Part prog-rock, part hair metal, Lillian Axe were a band that were impossible to label, which led to them slipping through the musical cracks despite being one of the more talented and thoughtful acts of their era. Here they deliver a harmony-rich acoustic ballad that doubles as an ode to a friend’s suffering. I don’t often highlight lyrics because while they are no doubt important they often mean many things to many people so me trying to explain their significance would be pointless. But here the message is pretty clear and definitely worth your attention. A gorgeous song on every level.
First things first, this album most people remember as a 1994 release (if they care to remember that sort of thing) but anal retentive me knows it initially came out in 1993 before being released a year later when radio got ahold of this single, hence it’s placement on the ’93 countdown. Legend says the album was put together by vocalist Ed Roland as a demo of his songwriting to shop to artists after growing frustrated at not getting anywhere as a performer himself. The song became an unexpected rock radio smash and Collective Soul the band was born. It’s got one of those instantly recognizable riffs that comes to that weird stop/start point which is just ready made for radio. The recording is pretty rich for a demo (Roland claims they did no re-touching after the fact), although the band would get tighter on subsequent releases. Admittedly the guitars are a little muddy here, but they work for the song. It was inescapable in 1994 and became one of those albums that people always used to come into Tower trying to find because they didn’t really know who it was. Always a fun guessing game for a music store clerk.
This rambling title track to Phish’s ’93 album Rift is the one that actually got me to set aside my preconceived notion about the “hippy band” and give them a listen. It’s got a rhythm and pace that feels like rolling down a grassy hill where you’re not really in any danger but you’re also not in any sort of control, which for some reason I find appealing. The ultra-clean guitar work is really stellar here, again something I wasn’t really expecting to find in the band because I figured it was all just lazy stoner stuff (what can I say, I was jaded at 21; who wasn’t). It’s a quirky, galloping trip, but one I have found over the years I never tire of. I never would have guessed that back in 1992.
It feels like every other song on this part of the countdown is some sort of ethereal, haunting, stripped down ballad, which says something weird about my state of mind back in the those days, although I’m not sure what.

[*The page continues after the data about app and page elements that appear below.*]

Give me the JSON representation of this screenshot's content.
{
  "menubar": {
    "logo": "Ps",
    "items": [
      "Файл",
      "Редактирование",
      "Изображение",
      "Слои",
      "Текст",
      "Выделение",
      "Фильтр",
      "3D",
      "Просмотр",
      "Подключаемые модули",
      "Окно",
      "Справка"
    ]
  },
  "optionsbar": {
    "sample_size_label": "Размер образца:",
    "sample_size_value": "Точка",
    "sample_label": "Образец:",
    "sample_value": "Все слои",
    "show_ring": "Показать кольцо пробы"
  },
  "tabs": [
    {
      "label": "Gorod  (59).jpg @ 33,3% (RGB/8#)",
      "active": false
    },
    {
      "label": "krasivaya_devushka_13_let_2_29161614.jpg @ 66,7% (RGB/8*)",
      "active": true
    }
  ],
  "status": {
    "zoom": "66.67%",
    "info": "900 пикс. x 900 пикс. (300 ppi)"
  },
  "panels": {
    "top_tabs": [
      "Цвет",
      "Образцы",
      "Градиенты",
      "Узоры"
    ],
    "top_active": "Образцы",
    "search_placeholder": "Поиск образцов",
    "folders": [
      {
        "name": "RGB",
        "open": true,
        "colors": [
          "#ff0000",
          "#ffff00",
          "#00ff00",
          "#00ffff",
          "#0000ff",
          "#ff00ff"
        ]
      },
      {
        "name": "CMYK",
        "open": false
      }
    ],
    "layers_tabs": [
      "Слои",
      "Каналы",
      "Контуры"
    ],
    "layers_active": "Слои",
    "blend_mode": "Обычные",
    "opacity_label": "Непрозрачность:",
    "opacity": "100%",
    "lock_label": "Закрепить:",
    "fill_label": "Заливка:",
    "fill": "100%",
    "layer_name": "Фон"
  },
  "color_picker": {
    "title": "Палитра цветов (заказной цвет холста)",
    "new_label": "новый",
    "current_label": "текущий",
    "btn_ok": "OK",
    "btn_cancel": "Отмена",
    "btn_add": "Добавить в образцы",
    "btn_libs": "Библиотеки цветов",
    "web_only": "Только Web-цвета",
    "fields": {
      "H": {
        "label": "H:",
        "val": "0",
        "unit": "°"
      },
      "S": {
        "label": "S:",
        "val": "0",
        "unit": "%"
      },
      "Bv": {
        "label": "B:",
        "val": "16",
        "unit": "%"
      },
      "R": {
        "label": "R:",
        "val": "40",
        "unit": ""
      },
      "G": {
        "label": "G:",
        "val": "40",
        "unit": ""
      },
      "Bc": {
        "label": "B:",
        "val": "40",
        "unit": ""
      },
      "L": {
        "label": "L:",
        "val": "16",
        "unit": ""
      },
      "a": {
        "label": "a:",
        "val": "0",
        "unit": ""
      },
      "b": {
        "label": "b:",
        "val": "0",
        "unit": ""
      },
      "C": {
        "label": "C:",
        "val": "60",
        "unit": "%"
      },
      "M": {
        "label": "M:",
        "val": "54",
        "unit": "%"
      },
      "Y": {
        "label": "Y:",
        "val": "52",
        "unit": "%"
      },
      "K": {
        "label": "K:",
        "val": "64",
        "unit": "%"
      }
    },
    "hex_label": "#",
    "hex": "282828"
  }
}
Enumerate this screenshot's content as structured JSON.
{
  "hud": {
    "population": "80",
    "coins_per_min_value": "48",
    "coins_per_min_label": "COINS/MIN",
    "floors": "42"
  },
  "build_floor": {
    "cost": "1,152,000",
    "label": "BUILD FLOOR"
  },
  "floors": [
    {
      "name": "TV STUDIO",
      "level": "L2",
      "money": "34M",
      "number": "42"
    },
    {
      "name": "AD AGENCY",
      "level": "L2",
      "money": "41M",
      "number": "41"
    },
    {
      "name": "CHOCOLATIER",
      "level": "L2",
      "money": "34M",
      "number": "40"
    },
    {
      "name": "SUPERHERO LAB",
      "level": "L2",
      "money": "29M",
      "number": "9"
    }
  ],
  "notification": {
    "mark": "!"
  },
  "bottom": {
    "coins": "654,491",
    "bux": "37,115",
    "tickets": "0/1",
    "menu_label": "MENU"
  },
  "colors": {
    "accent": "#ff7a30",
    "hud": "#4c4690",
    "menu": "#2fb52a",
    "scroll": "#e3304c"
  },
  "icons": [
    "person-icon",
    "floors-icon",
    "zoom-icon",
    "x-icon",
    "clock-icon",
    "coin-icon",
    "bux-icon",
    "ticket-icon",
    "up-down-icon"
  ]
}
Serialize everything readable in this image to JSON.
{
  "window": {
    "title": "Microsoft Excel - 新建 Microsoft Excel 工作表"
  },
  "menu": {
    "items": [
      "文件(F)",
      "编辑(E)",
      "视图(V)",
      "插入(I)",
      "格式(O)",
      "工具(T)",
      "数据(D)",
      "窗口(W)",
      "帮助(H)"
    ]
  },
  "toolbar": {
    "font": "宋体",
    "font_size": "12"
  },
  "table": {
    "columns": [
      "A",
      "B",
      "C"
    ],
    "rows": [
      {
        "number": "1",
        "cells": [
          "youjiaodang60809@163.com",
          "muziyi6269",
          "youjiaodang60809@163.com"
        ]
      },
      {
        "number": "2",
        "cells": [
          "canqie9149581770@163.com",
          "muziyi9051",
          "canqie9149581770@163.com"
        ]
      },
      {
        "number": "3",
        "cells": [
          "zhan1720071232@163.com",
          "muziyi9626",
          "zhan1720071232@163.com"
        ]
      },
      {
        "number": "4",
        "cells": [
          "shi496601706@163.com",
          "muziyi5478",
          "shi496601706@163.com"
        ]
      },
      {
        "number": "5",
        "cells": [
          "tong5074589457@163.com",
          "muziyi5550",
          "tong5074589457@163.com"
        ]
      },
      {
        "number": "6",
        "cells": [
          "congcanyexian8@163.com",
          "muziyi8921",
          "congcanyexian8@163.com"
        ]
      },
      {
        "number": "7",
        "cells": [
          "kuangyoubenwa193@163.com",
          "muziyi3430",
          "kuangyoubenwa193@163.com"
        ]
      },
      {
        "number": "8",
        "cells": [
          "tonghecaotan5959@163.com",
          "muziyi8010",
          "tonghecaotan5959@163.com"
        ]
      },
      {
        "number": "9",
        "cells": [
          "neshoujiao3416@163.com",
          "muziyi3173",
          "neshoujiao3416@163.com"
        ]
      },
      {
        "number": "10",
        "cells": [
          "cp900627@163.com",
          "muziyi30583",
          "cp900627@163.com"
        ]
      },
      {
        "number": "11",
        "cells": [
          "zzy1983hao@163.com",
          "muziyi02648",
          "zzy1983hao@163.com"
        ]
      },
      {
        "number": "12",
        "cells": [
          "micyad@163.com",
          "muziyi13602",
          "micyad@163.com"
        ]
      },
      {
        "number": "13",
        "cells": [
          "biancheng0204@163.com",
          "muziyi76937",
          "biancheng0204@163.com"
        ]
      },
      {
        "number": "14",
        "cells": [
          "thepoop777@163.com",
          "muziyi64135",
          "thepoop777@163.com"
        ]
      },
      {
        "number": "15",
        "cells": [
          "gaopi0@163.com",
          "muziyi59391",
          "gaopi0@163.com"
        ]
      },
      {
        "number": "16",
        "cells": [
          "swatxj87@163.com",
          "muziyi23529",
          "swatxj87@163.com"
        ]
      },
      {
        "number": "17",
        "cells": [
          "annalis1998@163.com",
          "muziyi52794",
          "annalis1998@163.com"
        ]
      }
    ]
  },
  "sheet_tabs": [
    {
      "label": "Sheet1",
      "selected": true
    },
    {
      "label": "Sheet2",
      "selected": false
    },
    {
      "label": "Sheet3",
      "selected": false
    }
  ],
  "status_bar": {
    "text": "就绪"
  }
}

The queen mother of that genre, at least to my ears, is Mazzy Star’s Hope Sandoval (who barely edges out The Sundays’ Harriet Wheeler). She has the sweetest, gentlest voice I think I’ve ever heard, displayed with perfection on this mostly acoustic track. This one gives me the literal chills, the spooky cello sliding in underneath straight from some dark, dusty indie film that Sam Shepard probably would have starred in. Or maybe Billy Bob Thornton, if he’d been a bigger name back then. Anyway, sweet and haunting was Mazzy Star’s stock in trade and this is their masterpiece.